Iraq may have been a blood-drenched disaster and Afghanistan a grinding military and political failure. But Libya was supposed to have been different. Nato's war to overthrow Colonel Gaddafi in 2011 was hailed as the liberal intervention that worked.
The western powers might have had to twist the meaning of the UN resolution about protecting civilians, the city of Sirte might have been reduced to rubble, large-scale ethnic cleansing taken place and thousands of civilians killed. But it was all in a noble cause and achieved without Nato casualties.

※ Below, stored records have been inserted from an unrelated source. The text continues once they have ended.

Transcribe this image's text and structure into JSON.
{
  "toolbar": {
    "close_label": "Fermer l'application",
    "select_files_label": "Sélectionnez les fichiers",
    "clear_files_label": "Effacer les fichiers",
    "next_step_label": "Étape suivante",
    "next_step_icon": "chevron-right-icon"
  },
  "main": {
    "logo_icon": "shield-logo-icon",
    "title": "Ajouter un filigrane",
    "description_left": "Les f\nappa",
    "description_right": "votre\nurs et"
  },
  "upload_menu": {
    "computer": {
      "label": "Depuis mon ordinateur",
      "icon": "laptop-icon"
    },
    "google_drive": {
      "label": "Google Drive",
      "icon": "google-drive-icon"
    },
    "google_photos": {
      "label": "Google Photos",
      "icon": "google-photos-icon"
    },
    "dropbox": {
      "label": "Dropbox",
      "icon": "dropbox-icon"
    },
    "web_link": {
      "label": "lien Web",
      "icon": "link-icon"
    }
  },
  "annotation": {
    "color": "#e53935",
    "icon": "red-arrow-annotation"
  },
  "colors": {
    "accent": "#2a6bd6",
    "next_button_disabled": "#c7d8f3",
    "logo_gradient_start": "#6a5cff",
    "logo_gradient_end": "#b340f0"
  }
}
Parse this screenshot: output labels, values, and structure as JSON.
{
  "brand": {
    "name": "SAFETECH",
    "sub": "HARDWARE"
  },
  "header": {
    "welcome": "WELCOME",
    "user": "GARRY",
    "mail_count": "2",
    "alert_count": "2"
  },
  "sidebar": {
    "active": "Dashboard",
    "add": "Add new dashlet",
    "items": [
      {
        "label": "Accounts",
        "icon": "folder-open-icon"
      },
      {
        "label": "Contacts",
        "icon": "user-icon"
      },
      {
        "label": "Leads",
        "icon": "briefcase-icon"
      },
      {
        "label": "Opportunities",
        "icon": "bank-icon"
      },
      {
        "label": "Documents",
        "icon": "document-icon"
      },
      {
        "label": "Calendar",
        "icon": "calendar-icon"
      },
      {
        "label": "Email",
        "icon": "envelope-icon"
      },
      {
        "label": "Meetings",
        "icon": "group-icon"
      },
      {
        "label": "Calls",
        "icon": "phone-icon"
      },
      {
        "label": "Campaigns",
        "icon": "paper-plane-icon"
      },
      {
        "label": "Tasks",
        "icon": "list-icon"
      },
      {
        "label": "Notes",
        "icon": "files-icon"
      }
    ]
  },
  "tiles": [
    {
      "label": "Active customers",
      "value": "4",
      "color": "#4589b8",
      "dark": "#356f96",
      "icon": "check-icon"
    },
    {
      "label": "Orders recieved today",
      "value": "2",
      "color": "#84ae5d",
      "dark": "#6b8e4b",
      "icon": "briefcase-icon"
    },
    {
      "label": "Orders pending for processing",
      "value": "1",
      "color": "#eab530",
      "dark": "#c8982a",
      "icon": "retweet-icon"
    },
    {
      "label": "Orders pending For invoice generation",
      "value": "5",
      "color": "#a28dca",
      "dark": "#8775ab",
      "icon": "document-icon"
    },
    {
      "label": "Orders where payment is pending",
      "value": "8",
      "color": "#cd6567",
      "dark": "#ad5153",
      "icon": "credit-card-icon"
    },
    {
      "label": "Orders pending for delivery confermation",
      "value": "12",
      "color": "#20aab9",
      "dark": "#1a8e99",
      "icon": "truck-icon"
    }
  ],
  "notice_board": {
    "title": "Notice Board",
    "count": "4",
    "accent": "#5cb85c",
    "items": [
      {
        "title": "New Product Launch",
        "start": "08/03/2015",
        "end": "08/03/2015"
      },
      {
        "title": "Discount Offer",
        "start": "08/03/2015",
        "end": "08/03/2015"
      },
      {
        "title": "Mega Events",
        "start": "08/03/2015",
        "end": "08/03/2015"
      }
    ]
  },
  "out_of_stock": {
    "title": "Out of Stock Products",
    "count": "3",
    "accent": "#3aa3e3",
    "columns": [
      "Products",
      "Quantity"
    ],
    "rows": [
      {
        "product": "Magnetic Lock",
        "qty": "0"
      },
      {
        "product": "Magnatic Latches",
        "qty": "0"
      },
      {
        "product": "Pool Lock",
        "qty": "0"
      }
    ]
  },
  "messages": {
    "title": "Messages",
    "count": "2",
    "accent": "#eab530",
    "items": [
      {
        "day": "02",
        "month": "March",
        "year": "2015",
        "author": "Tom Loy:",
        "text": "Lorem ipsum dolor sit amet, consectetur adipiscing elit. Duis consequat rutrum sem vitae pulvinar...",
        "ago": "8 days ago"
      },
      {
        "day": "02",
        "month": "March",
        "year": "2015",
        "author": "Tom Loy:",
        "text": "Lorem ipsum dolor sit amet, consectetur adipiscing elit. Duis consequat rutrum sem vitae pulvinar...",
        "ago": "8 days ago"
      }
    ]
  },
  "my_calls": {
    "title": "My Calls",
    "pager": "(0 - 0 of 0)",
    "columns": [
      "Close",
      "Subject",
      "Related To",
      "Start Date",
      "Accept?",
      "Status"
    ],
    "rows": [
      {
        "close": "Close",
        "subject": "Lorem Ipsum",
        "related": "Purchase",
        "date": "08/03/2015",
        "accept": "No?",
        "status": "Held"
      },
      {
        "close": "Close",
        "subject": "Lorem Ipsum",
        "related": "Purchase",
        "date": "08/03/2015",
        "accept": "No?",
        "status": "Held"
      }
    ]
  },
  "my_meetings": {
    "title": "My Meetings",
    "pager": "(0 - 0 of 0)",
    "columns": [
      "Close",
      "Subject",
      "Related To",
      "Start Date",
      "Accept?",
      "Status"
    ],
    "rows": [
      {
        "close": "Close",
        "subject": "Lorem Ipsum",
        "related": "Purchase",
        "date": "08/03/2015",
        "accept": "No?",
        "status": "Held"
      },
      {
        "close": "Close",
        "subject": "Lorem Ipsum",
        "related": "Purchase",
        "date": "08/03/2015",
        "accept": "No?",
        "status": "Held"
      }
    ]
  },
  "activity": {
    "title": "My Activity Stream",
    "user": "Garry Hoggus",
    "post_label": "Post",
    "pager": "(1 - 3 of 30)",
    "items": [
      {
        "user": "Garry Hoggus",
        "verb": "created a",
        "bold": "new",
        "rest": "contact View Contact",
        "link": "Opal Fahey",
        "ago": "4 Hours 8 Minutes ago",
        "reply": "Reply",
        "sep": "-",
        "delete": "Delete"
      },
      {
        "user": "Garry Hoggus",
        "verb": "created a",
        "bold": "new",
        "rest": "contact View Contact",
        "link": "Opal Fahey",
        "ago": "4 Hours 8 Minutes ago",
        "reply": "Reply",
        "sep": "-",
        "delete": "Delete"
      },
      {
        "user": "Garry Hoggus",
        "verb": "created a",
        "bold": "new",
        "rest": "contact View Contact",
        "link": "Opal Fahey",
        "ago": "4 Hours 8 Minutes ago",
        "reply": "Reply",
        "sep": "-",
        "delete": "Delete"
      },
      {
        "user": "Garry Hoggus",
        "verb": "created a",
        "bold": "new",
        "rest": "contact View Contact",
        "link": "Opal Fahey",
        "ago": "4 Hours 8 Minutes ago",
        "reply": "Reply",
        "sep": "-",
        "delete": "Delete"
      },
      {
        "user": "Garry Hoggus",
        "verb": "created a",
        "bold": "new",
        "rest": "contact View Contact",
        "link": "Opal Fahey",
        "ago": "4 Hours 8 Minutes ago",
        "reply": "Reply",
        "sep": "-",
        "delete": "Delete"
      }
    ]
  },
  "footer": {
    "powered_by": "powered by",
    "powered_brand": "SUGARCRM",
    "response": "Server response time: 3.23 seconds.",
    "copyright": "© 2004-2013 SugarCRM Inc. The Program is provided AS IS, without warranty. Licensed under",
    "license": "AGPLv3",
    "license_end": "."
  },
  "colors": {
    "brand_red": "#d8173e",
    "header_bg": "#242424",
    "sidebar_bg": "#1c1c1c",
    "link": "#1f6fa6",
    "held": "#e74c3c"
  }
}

This wasn't Bush and Blair, after all, but Obama, Cameron and Sarkozy. The people were free, the dictator was dead, a mooted massacre had been averted – and all this without any obvious boots on the ground. Even last year the prime minister was still claiming it had all been worthwhile, promising to stand with Libyans "every step of the way".